The Kentucky Railway Museum dates back to as early as 1948 when a local group of railfans started a chapter of the National Railway Historical Society. The new society acquired its first piece of rolling stock when the Louisville & Nashville president William H. Kendall donated 4-6-2 Pacific, #152. A 1905 product of the Rogers Locomotive & Machine Works the museum still owns the locomotive today. In 1954 the society renamed itself the Kentucky Railway Museum and leased a six-acre tract of land near Louisville. With its new home the museum quickly set to opening its exhibit to the public which it was able to accomplish by late May, 1958. As the museum's increased the size of its collection so did its patronage which had grown to over 100,000 visitors by the early 1960s and over 200,000 by the late 1960s.
Needing more space with flooding an issue at the original location the Kentucky Railway Museum moved its exhibit to a larger, 40-acre site near Ormsby Village in 1977 although it would expire in 1993. Unfortunately, Jefferson County, which owned the property, would not to continue renewing the museum's lease on the property by the 1990s. Attempting to find a new home, yet again, before its time had run out the museum was in luck when two brothers in New Haven donated six acres of land and a building. With their new permanent home the museum reopened for business in July of 1990. What's more the museum was able to acquire a former L&N branch line CSX was intending to abandon between Boston and Mount Vernon. Purchasing 17 miles of the line came with help from the the Bingham Foundation and a state grant.
With a new rail line to showcase for tourists the museum set to restore its #152. Restoration of the locomotive came with grant money from the Brown Foundation and the National Park Service and after thirteen years of hard work the locomotive was under steam in the late summer of 1985. To carry passengers the museum then acquired a small fleet of coaches. Today, the Kentucky Railway Museum sees over 40,000 annual tourists and built a replica L&N brick depot that had once stood in New Haven. Along with its rebuilt depot the museum also now has a 5,000 square foot building to house historic artifacts.

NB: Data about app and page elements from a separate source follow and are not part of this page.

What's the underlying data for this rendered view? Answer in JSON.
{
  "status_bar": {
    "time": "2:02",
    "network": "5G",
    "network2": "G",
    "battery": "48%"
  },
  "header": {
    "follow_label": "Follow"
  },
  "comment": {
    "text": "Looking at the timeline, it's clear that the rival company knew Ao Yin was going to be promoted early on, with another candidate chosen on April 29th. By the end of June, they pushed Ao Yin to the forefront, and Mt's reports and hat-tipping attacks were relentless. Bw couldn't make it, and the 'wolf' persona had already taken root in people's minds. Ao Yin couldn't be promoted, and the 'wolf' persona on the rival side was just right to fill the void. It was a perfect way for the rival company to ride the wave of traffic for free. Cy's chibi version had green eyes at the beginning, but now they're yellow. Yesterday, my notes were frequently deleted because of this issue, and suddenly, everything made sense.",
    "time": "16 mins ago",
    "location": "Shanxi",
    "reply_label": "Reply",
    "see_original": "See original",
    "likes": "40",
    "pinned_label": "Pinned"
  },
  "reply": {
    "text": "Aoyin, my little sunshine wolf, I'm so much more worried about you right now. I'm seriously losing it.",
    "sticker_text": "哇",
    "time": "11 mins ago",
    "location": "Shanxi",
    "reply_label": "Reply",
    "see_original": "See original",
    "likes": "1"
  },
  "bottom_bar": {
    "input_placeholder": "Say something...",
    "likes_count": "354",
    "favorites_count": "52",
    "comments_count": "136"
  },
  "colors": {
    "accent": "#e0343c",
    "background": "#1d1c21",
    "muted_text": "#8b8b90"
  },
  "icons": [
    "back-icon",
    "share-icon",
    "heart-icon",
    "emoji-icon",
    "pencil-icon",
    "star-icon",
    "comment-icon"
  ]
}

A visit to the Kentucky Railway Museum is well worth the time, if for nothing else than to see their collection of rare locomotives, both steam and diesel (their diesel collection includes a BL2, a Fairbanks-Morse H-12-44, and Baldwin switchers, just to name a few). Aside from its motive power KRM also has a small collection of preserved rolling stock which includes the following: Southern Railway coach-lounge #854 built in 1950 by Pullman-Standard, Chesapeake & Ohio coach #1616 built by Pullman in 1950, Louisville & Nashville coach #2554 built for the Clinchfield in 1925, Louisville & Nashville coach #2572 built for the Clinchfield in 1927, Missouri-Kansas-Texas coach #844 built in 1930, and British Columbia Railway diner Alta Lake manufactured in 1949.

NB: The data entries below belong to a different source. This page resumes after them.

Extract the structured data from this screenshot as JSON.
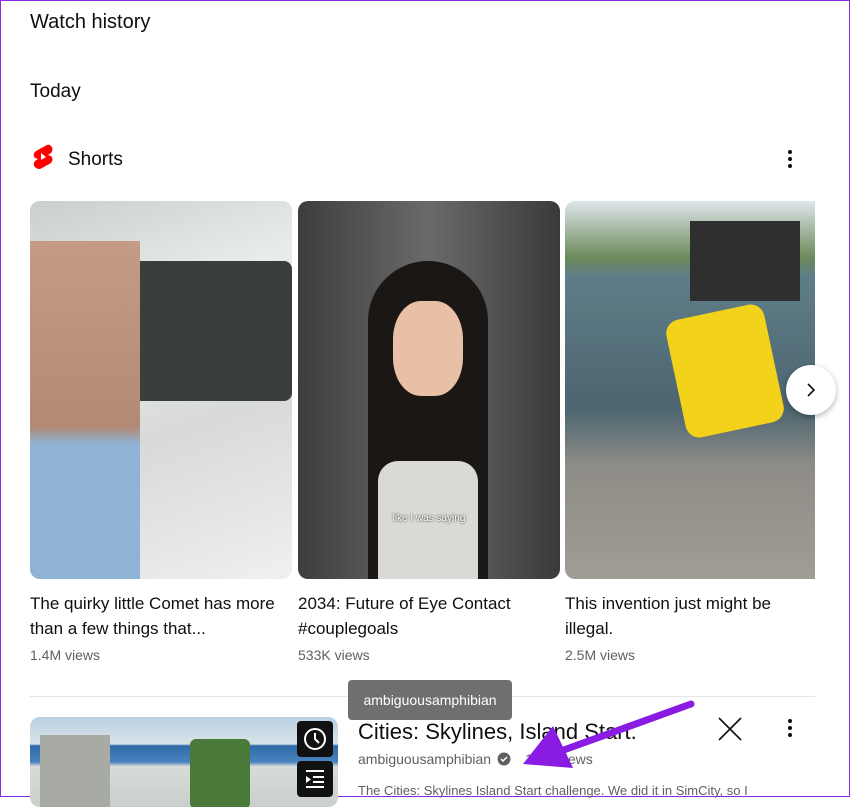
{
  "page_title": "Watch history",
  "section_date": "Today",
  "shorts": {
    "label": "Shorts",
    "icon": "youtube-shorts-icon",
    "brand_color": "#ff0000",
    "items": [
      {
        "title": "The quirky little Comet has more than a few things that...",
        "views": "1.4M views"
      },
      {
        "title": "2034: Future of Eye Contact #couplegoals",
        "views": "533K views",
        "caption": "like I was saying"
      },
      {
        "title": "This invention just might be illegal.",
        "views": "2.5M views"
      }
    ]
  },
  "video": {
    "title": "Cities: Skylines, Island Start.",
    "channel": "ambiguousamphibian",
    "views": "1.6K views",
    "description": "The Cities: Skylines Island Start challenge. We did it in SimCity, so I",
    "tooltip": "ambiguousamphibian"
  },
  "annotation_color": "#8a1be2"
}
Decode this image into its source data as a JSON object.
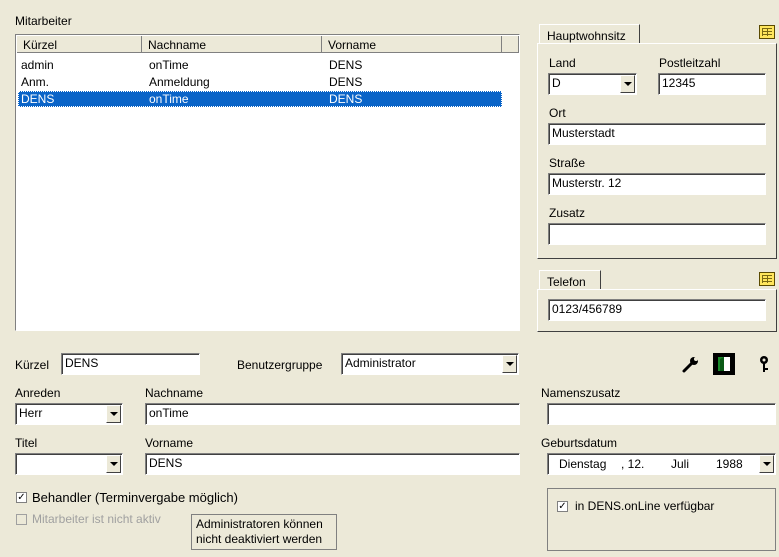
{
  "employees": {
    "title": "Mitarbeiter",
    "columns": [
      "Kürzel",
      "Nachname",
      "Vorname"
    ],
    "rows": [
      {
        "kuerzel": "admin",
        "nachname": "onTime",
        "vorname": "DENS"
      },
      {
        "kuerzel": "Anm.",
        "nachname": "Anmeldung",
        "vorname": "DENS"
      },
      {
        "kuerzel": "DENS",
        "nachname": "onTime",
        "vorname": "DENS"
      }
    ],
    "selected_index": 2
  },
  "address": {
    "tab": "Hauptwohnsitz",
    "land_label": "Land",
    "land_value": "D",
    "plz_label": "Postleitzahl",
    "plz_value": "12345",
    "ort_label": "Ort",
    "ort_value": "Musterstadt",
    "strasse_label": "Straße",
    "strasse_value": "Musterstr. 12",
    "zusatz_label": "Zusatz",
    "zusatz_value": ""
  },
  "phone": {
    "tab": "Telefon",
    "value": "0123/456789"
  },
  "form": {
    "kuerzel_label": "Kürzel",
    "kuerzel_value": "DENS",
    "gruppe_label": "Benutzergruppe",
    "gruppe_value": "Administrator",
    "anreden_label": "Anreden",
    "anreden_value": "Herr",
    "nachname_label": "Nachname",
    "nachname_value": "onTime",
    "namenszusatz_label": "Namenszusatz",
    "namenszusatz_value": "",
    "titel_label": "Titel",
    "titel_value": "",
    "vorname_label": "Vorname",
    "vorname_value": "DENS",
    "geburtsdatum_label": "Geburtsdatum",
    "geb_weekday": "Dienstag",
    "geb_day": ", 12.",
    "geb_month": "Juli",
    "geb_year": "1988",
    "behandler_label": "Behandler (Terminvergabe möglich)",
    "behandler_checked": true,
    "inaktiv_label": "Mitarbeiter ist nicht aktiv",
    "inaktiv_checked": false,
    "admin_note_line1": "Administratoren können",
    "admin_note_line2": "nicht deaktiviert werden",
    "online_label": "in DENS.onLine verfügbar",
    "online_checked": true
  },
  "icons": [
    "grid-icon",
    "wrench-icon",
    "door-exit-icon",
    "key-icon"
  ]
}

Today, #152 is not operational as it is undergoing yet another restoration and overhaul. All of their rides are pulled by the only locomotive currently operational; former Santa Fe CF7 #2546. It was originally built as F7A #229-L in 1950. It was overhauled during one of the AT&SF's successful rebuild programs in the late 1960s, which saw several aging "covered wagons" given new life with various upgrades including a new cab and carbody for a more traditional road-switcher appearance. The KRM's excursions run three days each week and they host several specials for the holidays such as Easter Bunny trains,murder mysteries, train robberies, Halloween trips, visits from Thomas The Tank Engine, and Christmas excursions. In addition they offer group events, caboose rides, dinner trains, field trips for the kids, and other activities. For more information about the Kentucky Railway Museum please visit their website by clicking here.